"(I think it has to do) with just the fact that I've long-tossed since I was 5 years old. My dad, me and him would always work on long-tossing back and forth. So me doing that all the time, it just built arm strength," Mahomes said.

 Mahomes' father was a professional baseball pitcher who spent 11 years in the MLB, so Patrick naturally grew up dreaming of following his footsteps. "Long toss" is a baseball drill that entails throwing the ball over a distance greater than you would typically encounter during game action. The exact distance depends on your physical maturity and skill level, but when implemented smartly and progressively, long toss is widely regarded as an excellent way to build arm strength and shoulder durability. 

But baseball didn't just help Mahomes build his Howitzer-like arm strength—it also helped him develop an ability to deliver passes on the move and from a wide variety of arm angles. Mahomes spent much of his baseball career as a shortstop, a position where the player is often forced to rifle throws from awkward, unorthodox body positions. Just as a shortstop cannot always take the time to set their feet and deliver a "standard" throw if they want to beat a baserunner, quarterbacks are also often forced to improvise passes before a window slams shut. 

"I think a lot of it is from baseball and how I could sling the ball across the diamond. I played shortstop my whole life. I never had my feet under me. I was always making throws across my body," Mahomes told Texas Footballmagazine in 2016. 
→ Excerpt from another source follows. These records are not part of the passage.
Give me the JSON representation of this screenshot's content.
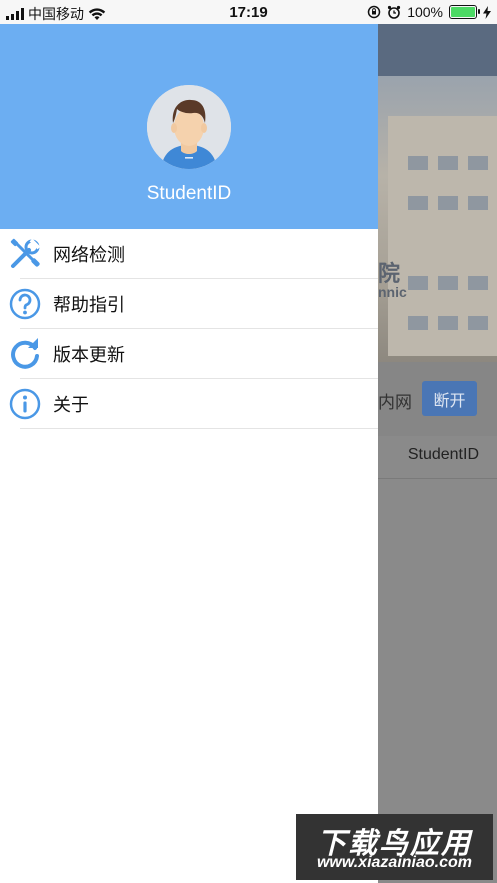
{
  "status_bar": {
    "carrier": "中国移动",
    "time": "17:19",
    "battery": "100%",
    "battery_level": 1.0
  },
  "drawer": {
    "username": "StudentID",
    "menu": [
      {
        "label": "网络检测",
        "icon": "tools-icon"
      },
      {
        "label": "帮助指引",
        "icon": "help-icon"
      },
      {
        "label": "版本更新",
        "icon": "refresh-icon"
      },
      {
        "label": "关于",
        "icon": "info-icon"
      }
    ]
  },
  "background_page": {
    "sign_cn": "院",
    "sign_en": "nnic",
    "network_label": "内网",
    "disconnect_button": "断开",
    "student_id": "StudentID"
  },
  "watermark": {
    "title": "下载鸟应用",
    "url": "www.xiazainiao.com"
  },
  "colors": {
    "header": "#6caef2",
    "icon": "#4a98e6"
  }
}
In addition to Mahomes, quarterbacks like Dan Marino, John Elway, Tom Brady and Russell Wilson have also stated that their amateur baseball careers played a role in their success as signal callers. Read more about the strong connection between a background in baseball and elite quarterbacks here